Foam Rolling is a self-release myo-fascial technique that can be applied to a variety of tissues. Self-myo-fascial release is often used to enhance recovery and improve performance. Despite its popularity, research is still ongoing in understanding the physiological effects regarding the optimal program for range of motion, recovery and performance. The results and benefits we observe in clinical settings are positive, however, the purpose and the method you use must have meaning and be well understood.
How does it work?
The kinetic chain is made up of a soft- tissue system (muscles, tendons, ligaments and fascia), a neural system (nerves and central nervous system) and an articular system (joints). Fascia forms a continuous web throughout the whole body, surrounding all muscles, bones, nerves and organs. It protects the structures from abrasion and also acts as a tube through which neuro-vascular bundles can easily penetrate.
Muscles and fascia are united to form the myo-fascial system. Fascia is intimately involved in controlling both the movement patterns and the neurological control mechanisms of the entire body, which means that the entire body is affected by any local change.
"Fascia contains six times more sensory nerve endings than the muscles."
What are trigger points?
Trigger points are hyperirritable spots in skeletal muscle that are associated with a hypersensitive palpable nodule in a tense band. When a trigger point is present in muscle tissue, it is described as a myo-fascial trigger point. Trigger points compress the local blood vessels and the reduced perfusion causes a local oxygen deficit, called hypoxia.
Pain (local and referred)

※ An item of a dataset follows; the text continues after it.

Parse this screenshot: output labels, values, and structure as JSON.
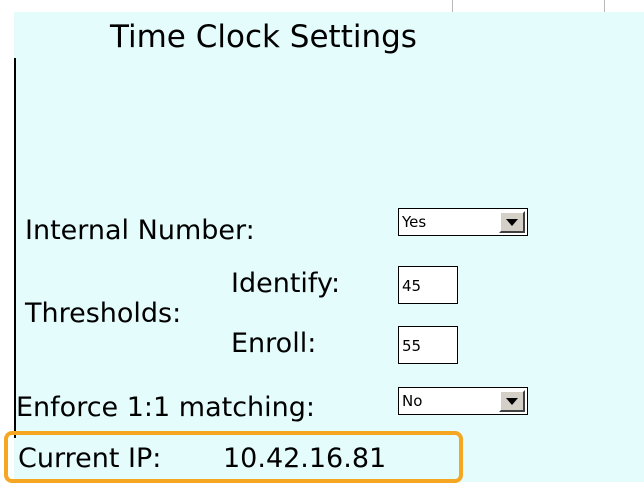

function disturbance (muscle weakness)
Myo-fascial pain is largely caused by a combination of various factors ranging from direct trauma and acute strain to chronic strain (poor posture, repetitive movements) and a poor level of fitness. Therapeutic interventions to reduce trigger points and myo-fascial pain include various manual and modality-based approaches techniques provided by various health professionals.
Self-Myo-Fascial (Soft Tissue) Release

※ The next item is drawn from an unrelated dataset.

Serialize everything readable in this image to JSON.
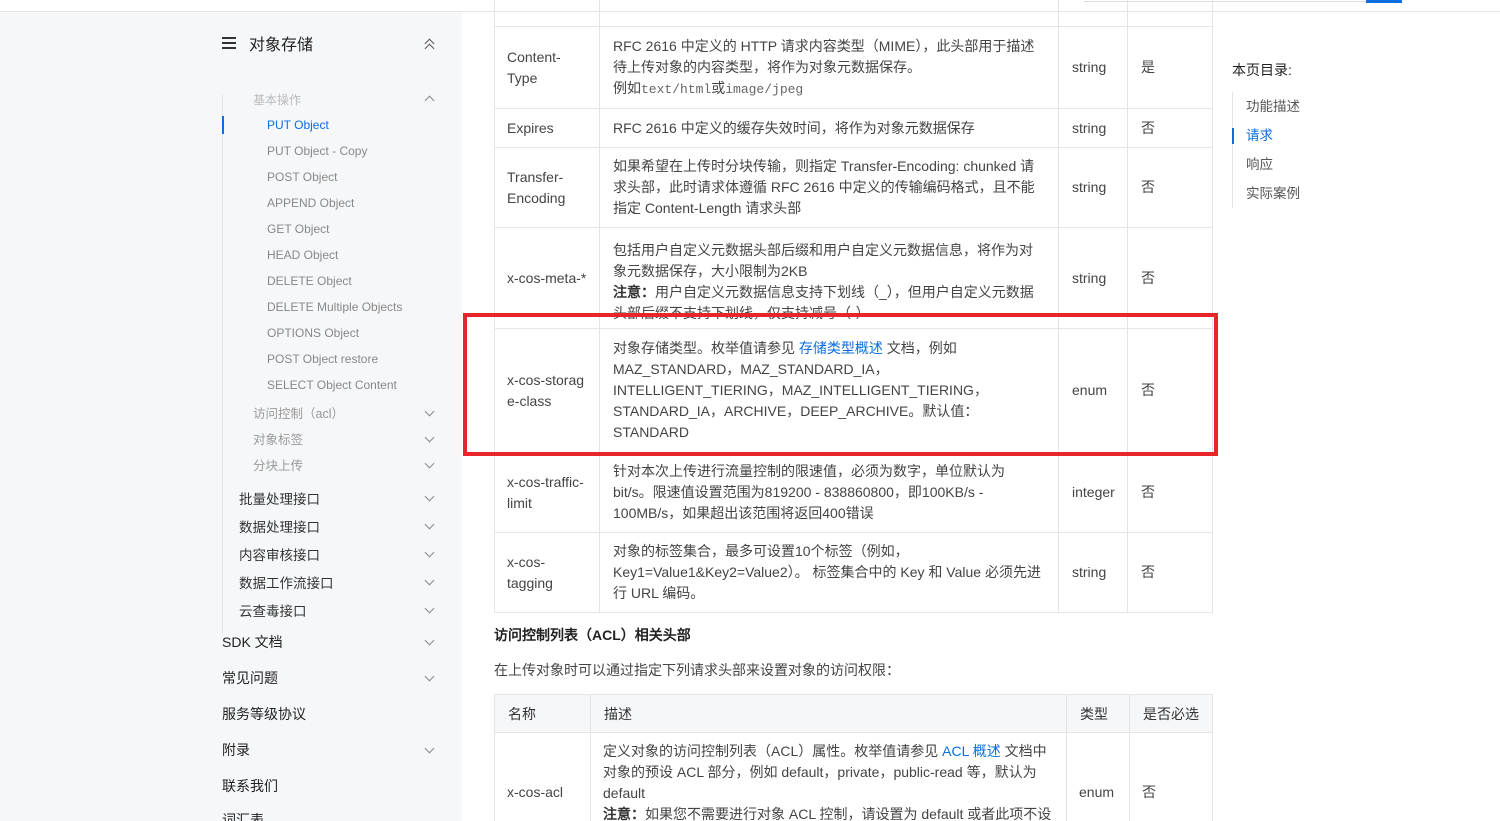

Self-myo-fascial release techniques such as foam rolling, when properly applied, include very slow and finely tuned directional changes only. Such techniques can offer an inexpensive, effective and convenient tool for reducing tightness, or any other dysfunctions localized in specific areas.
Foam rollers come in various sizes and foam densities. The firmness of the roller or the ball and the application of the body weight need to be individually monitored. Do not go blindly into stretching or do soft tissue work on areas unless you know exactly what area you’re working on and what reduction in stiffness you are trying to achieve.
Benefits – studies are ongoing:
• Improve range of motion & mobility of muscles (short-term)
• Improve posture & quality of movement
• Improve blood flow to muscles
• Decrease muscle soreness & relieve joint stress
• Increase neuromuscular efficiency
An important aspect to remember is the concept of slow, long-term renewal of the fascial network. Contrarily to strength training in which big results occur early on in training, and more similarly to stretching, self-myo-fascial release changes occur slowly and yet the results are long lasting when you practice consistently.
Osteoporosis or advanced degenerative changes
Hypersensitivity to skin
Exercise Prescription (no official science consensus to date):
Training should be regular with only a few minutes of appropriate exercises, and performing it 2-3 days per week is sufficient for collagen remodelling. The renewal process can take anywhere between 6 months and 2 years. It's also important to note that soft tissue release should not replace muscular strength work, cardiovascular training, or mobility exercises, but rather should be thought of as an important addition to a comprehensive training program.
Do not hesitate to reach out to your health professional (Certified Kinesiologist, Physiotherapist, Massage Therapist or Chiropractor) for a proper prescription and progression of foam rolling usage.